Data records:

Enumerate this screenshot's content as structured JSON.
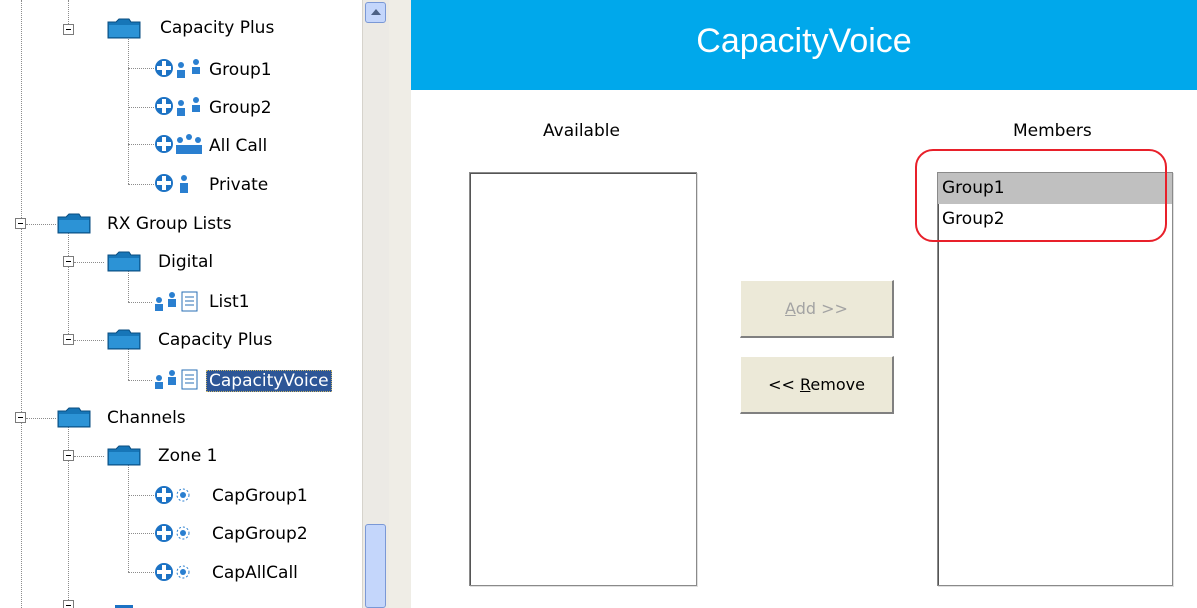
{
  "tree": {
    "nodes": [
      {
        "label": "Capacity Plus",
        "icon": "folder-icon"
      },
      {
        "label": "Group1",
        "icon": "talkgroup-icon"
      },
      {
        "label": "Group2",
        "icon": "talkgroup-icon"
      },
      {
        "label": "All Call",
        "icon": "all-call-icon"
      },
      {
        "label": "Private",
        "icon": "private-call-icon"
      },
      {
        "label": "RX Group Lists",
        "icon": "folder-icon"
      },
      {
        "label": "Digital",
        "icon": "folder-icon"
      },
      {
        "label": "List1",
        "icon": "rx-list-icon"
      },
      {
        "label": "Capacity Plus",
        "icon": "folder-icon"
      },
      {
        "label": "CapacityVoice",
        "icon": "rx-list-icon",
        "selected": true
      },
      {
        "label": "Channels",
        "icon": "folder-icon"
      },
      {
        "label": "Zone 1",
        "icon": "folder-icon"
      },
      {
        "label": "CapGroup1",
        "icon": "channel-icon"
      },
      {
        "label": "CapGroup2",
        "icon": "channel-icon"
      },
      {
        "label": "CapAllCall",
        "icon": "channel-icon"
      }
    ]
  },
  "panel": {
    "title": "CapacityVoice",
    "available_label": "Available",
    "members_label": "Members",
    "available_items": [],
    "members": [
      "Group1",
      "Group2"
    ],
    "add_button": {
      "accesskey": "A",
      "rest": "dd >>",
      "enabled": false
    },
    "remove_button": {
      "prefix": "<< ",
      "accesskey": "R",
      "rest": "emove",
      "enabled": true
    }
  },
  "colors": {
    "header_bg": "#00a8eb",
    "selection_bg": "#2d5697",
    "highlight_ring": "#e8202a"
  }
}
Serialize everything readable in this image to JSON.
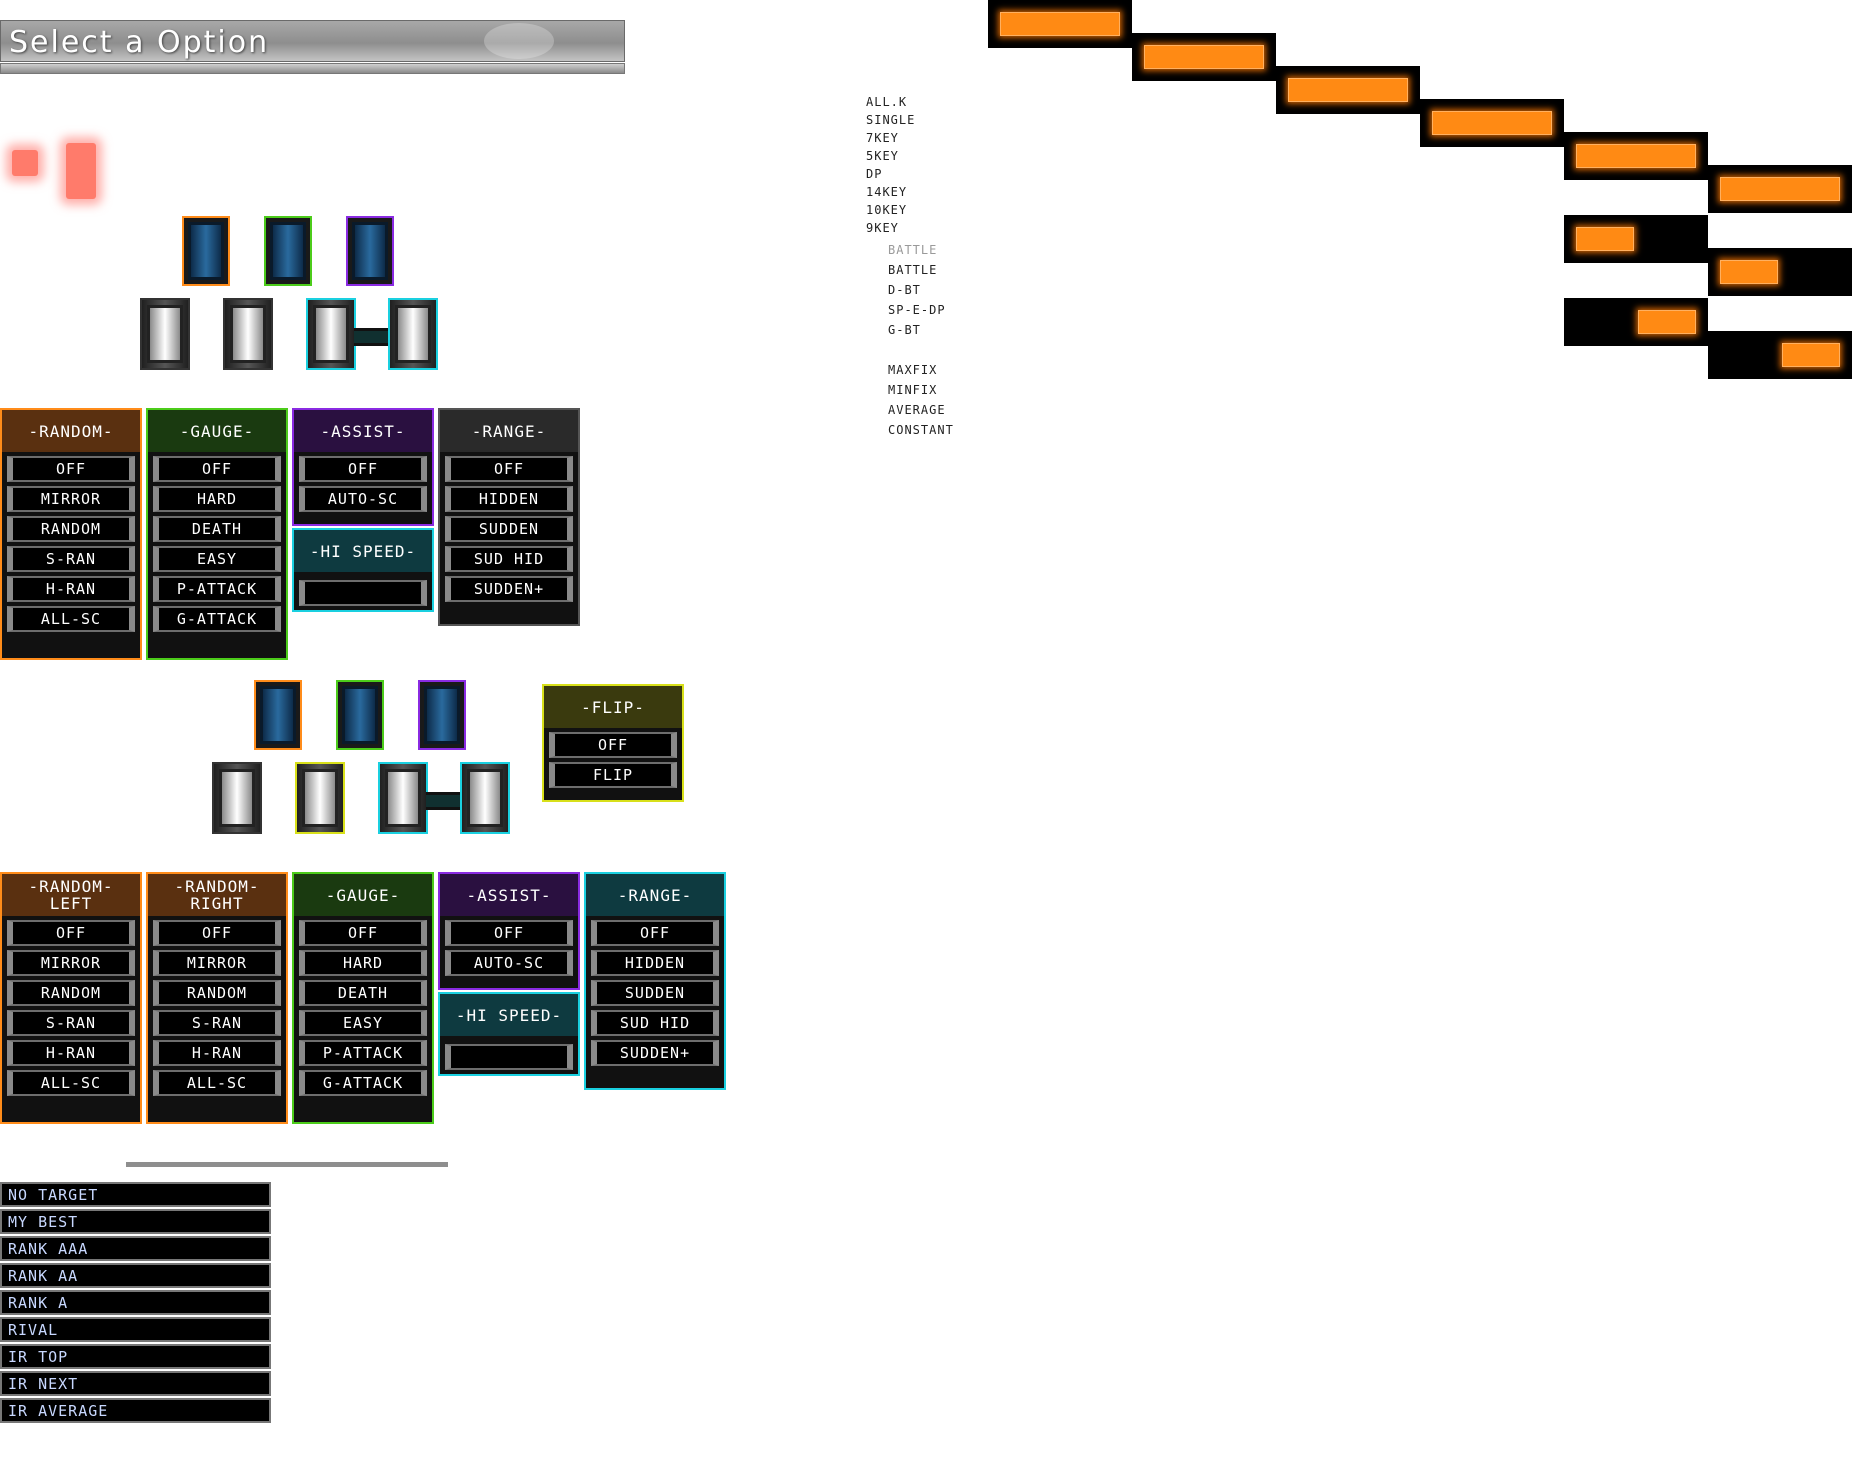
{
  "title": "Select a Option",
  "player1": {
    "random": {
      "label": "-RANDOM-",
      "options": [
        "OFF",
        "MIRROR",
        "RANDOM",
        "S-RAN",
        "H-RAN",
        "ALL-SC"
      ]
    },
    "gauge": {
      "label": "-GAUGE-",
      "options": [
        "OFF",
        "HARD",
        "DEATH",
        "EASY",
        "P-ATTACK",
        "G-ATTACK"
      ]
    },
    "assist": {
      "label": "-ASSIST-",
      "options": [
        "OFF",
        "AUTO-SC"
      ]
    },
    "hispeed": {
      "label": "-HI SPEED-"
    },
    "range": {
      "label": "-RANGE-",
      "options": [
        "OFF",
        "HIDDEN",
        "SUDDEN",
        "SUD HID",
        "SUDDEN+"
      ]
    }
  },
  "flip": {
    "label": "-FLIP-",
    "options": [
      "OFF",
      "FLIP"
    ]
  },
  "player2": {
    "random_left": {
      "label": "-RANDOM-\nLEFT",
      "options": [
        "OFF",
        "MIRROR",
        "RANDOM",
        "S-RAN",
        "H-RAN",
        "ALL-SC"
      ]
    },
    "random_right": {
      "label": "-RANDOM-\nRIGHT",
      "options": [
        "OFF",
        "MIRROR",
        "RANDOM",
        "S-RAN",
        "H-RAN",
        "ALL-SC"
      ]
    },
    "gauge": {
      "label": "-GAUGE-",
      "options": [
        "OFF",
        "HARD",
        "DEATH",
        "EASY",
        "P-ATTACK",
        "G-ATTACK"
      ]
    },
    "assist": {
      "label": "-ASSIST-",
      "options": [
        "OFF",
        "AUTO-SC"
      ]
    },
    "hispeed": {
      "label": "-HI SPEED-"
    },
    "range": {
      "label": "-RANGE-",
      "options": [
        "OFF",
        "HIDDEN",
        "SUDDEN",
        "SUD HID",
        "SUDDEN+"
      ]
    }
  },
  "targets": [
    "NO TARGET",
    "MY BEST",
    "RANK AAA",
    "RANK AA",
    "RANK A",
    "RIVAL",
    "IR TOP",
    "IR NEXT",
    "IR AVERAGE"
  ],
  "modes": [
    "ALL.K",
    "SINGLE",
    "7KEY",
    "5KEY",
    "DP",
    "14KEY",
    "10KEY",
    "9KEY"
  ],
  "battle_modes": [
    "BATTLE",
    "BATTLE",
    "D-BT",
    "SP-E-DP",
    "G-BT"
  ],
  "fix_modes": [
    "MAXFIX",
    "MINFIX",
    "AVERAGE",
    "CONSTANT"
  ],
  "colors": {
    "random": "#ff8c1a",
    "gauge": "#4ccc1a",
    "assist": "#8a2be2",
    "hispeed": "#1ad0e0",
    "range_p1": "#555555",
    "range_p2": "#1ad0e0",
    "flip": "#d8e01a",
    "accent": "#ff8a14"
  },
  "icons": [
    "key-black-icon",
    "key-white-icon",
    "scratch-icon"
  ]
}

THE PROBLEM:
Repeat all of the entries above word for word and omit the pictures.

COMPLETED EXERCISE:
Enumerate this screenshot's content as structured JSON.
{
  "tree": {
    "nodes": [
      {
        "label": "Capacity Plus",
        "icon": "folder-icon"
      },
      {
        "label": "Group1",
        "icon": "talkgroup-icon"
      },
      {
        "label": "Group2",
        "icon": "talkgroup-icon"
      },
      {
        "label": "All Call",
        "icon": "all-call-icon"
      },
      {
        "label": "Private",
        "icon": "private-call-icon"
      },
      {
        "label": "RX Group Lists",
        "icon": "folder-icon"
      },
      {
        "label": "Digital",
        "icon": "folder-icon"
      },
      {
        "label": "List1",
        "icon": "rx-list-icon"
      },
      {
        "label": "Capacity Plus",
        "icon": "folder-icon"
      },
      {
        "label": "CapacityVoice",
        "icon": "rx-list-icon",
        "selected": true
      },
      {
        "label": "Channels",
        "icon": "folder-icon"
      },
      {
        "label": "Zone 1",
        "icon": "folder-icon"
      },
      {
        "label": "CapGroup1",
        "icon": "channel-icon"
      },
      {
        "label": "CapGroup2",
        "icon": "channel-icon"
      },
      {
        "label": "CapAllCall",
        "icon": "channel-icon"
      }
    ]
  },
  "panel": {
    "title": "CapacityVoice",
    "available_label": "Available",
    "members_label": "Members",
    "available_items": [],
    "members": [
      "Group1",
      "Group2"
    ],
    "add_button": {
      "accesskey": "A",
      "rest": "dd >>",
      "enabled": false
    },
    "remove_button": {
      "prefix": "<< ",
      "accesskey": "R",
      "rest": "emove",
      "enabled": true
    }
  },
  "colors": {
    "header_bg": "#00a8eb",
    "selection_bg": "#2d5697",
    "highlight_ring": "#e8202a"
  }
}
Serialize everything readable in this image to JSON.
{
  "title": "Select a Option",
  "player1": {
    "random": {
      "label": "-RANDOM-",
      "options": [
        "OFF",
        "MIRROR",
        "RANDOM",
        "S-RAN",
        "H-RAN",
        "ALL-SC"
      ]
    },
    "gauge": {
      "label": "-GAUGE-",
      "options": [
        "OFF",
        "HARD",
        "DEATH",
        "EASY",
        "P-ATTACK",
        "G-ATTACK"
      ]
    },
    "assist": {
      "label": "-ASSIST-",
      "options": [
        "OFF",
        "AUTO-SC"
      ]
    },
    "hispeed": {
      "label": "-HI SPEED-"
    },
    "range": {
      "label": "-RANGE-",
      "options": [
        "OFF",
        "HIDDEN",
        "SUDDEN",
        "SUD HID",
        "SUDDEN+"
      ]
    }
  },
  "flip": {
    "label": "-FLIP-",
    "options": [
      "OFF",
      "FLIP"
    ]
  },
  "player2": {
    "random_left": {
      "label": "-RANDOM-\nLEFT",
      "options": [
        "OFF",
        "MIRROR",
        "RANDOM",
        "S-RAN",
        "H-RAN",
        "ALL-SC"
      ]
    },
    "random_right": {
      "label": "-RANDOM-\nRIGHT",
      "options": [
        "OFF",
        "MIRROR",
        "RANDOM",
        "S-RAN",
        "H-RAN",
        "ALL-SC"
      ]
    },
    "gauge": {
      "label": "-GAUGE-",
      "options": [
        "OFF",
        "HARD",
        "DEATH",
        "EASY",
        "P-ATTACK",
        "G-ATTACK"
      ]
    },
    "assist": {
      "label": "-ASSIST-",
      "options": [
        "OFF",
        "AUTO-SC"
      ]
    },
    "hispeed": {
      "label": "-HI SPEED-"
    },
    "range": {
      "label": "-RANGE-",
      "options": [
        "OFF",
        "HIDDEN",
        "SUDDEN",
        "SUD HID",
        "SUDDEN+"
      ]
    }
  },
  "targets": [
    "NO TARGET",
    "MY BEST",
    "RANK AAA",
    "RANK AA",
    "RANK A",
    "RIVAL",
    "IR TOP",
    "IR NEXT",
    "IR AVERAGE"
  ],
  "modes": [
    "ALL.K",
    "SINGLE",
    "7KEY",
    "5KEY",
    "DP",
    "14KEY",
    "10KEY",
    "9KEY"
  ],
  "battle_modes": [
    "BATTLE",
    "BATTLE",
    "D-BT",
    "SP-E-DP",
    "G-BT"
  ],
  "fix_modes": [
    "MAXFIX",
    "MINFIX",
    "AVERAGE",
    "CONSTANT"
  ],
  "colors": {
    "random": "#ff8c1a",
    "gauge": "#4ccc1a",
    "assist": "#8a2be2",
    "hispeed": "#1ad0e0",
    "range_p1": "#555555",
    "range_p2": "#1ad0e0",
    "flip": "#d8e01a",
    "accent": "#ff8a14"
  },
  "icons": [
    "key-black-icon",
    "key-white-icon",
    "scratch-icon"
  ]
}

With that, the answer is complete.